#### To do:
Pull out every line below containing the word "stats".

Given records section start

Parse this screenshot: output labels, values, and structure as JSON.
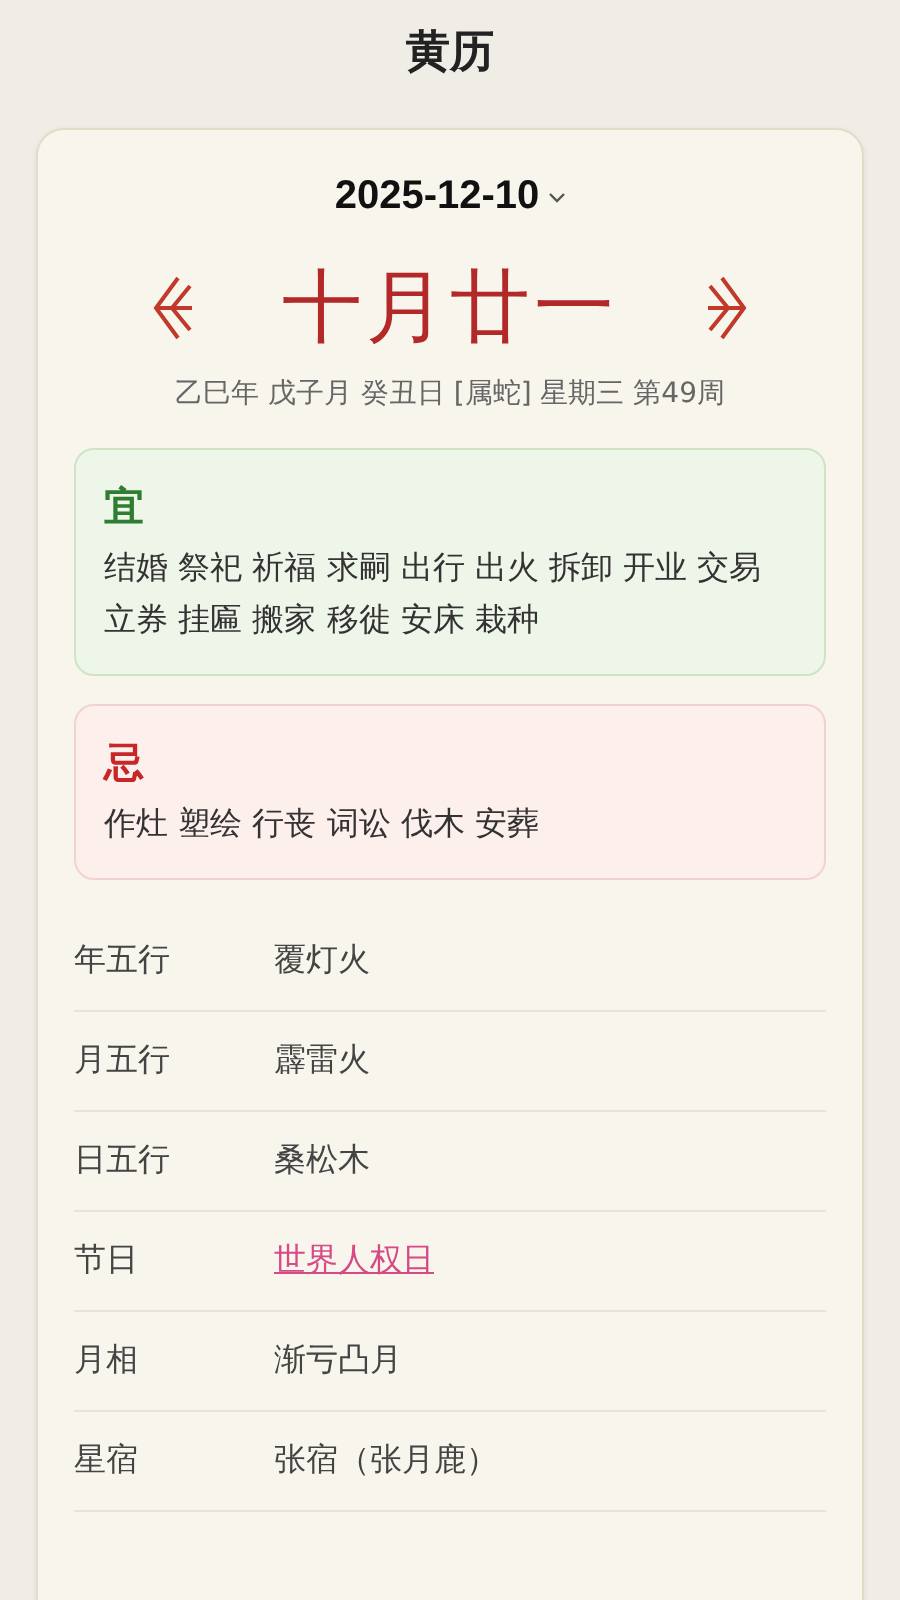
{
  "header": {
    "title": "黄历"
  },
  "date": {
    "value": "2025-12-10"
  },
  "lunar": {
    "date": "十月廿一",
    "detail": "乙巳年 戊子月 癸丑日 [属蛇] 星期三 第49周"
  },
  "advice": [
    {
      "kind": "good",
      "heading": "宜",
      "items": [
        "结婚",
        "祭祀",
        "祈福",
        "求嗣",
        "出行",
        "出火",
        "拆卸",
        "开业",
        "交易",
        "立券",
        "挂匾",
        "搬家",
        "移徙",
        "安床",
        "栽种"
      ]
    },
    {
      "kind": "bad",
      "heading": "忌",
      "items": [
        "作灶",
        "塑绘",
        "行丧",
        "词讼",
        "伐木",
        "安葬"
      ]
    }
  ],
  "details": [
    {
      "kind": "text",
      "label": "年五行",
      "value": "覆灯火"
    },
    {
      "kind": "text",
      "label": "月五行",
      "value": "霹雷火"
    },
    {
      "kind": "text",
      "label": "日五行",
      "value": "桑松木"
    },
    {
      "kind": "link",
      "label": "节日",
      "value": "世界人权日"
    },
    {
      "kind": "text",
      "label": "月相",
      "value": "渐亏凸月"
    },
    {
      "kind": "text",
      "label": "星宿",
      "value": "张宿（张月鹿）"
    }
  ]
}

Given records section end
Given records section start

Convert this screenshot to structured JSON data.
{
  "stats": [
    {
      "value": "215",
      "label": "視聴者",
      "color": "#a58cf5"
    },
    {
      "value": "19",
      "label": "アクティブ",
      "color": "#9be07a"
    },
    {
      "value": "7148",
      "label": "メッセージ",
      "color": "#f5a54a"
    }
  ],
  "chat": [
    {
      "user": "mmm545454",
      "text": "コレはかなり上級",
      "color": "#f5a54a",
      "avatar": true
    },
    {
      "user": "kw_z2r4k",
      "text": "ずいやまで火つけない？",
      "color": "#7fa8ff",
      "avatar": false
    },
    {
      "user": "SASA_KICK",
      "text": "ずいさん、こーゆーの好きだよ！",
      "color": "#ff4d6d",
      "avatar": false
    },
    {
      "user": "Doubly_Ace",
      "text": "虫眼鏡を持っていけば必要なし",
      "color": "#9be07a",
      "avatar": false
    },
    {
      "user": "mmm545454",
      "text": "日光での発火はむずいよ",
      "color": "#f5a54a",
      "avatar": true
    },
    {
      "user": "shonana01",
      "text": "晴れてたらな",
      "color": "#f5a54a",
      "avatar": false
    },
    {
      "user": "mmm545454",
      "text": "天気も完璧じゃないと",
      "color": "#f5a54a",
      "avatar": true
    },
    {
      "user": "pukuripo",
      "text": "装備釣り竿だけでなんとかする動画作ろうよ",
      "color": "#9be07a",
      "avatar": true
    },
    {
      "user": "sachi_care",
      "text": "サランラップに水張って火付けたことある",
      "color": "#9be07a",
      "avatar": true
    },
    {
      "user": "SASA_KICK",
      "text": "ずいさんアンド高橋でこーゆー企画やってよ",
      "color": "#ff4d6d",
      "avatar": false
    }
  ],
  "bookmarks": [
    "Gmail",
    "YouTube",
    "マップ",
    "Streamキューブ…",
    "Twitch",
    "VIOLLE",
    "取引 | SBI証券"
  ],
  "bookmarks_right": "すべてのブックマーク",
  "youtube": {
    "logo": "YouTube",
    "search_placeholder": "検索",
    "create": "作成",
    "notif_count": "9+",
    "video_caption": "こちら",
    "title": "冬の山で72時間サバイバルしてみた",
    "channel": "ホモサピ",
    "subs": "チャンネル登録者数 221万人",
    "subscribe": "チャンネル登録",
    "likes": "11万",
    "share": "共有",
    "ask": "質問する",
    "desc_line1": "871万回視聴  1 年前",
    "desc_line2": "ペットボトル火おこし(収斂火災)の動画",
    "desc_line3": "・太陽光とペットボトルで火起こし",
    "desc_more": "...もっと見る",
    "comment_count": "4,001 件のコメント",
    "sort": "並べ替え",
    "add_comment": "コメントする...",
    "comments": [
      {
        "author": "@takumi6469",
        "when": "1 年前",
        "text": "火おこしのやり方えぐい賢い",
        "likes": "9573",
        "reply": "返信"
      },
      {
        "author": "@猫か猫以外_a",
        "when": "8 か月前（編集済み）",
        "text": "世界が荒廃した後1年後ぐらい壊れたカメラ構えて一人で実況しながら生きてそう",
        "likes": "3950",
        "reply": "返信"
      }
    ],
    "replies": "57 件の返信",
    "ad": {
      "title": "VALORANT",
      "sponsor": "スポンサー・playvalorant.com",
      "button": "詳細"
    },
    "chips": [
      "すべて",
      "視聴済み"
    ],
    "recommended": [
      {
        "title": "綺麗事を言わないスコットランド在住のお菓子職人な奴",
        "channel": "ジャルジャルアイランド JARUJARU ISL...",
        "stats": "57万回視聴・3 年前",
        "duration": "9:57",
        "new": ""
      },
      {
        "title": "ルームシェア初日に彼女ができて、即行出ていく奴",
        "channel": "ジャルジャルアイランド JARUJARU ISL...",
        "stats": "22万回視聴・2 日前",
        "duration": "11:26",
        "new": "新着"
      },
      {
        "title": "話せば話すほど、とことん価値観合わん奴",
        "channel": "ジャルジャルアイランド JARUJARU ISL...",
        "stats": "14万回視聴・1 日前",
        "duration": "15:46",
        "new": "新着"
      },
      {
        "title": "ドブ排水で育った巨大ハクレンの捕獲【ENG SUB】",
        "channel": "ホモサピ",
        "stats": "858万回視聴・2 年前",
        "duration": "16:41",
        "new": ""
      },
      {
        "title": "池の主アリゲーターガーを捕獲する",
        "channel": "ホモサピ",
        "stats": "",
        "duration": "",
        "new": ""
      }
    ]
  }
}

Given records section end

#### Response area:
  "stats": [
        "stats": "57万回視聴・3 年前",
        "stats": "22万回視聴・2 日前",
        "stats": "14万回視聴・1 日前",
        "stats": "858万回視聴・2 年前",
        "stats": "",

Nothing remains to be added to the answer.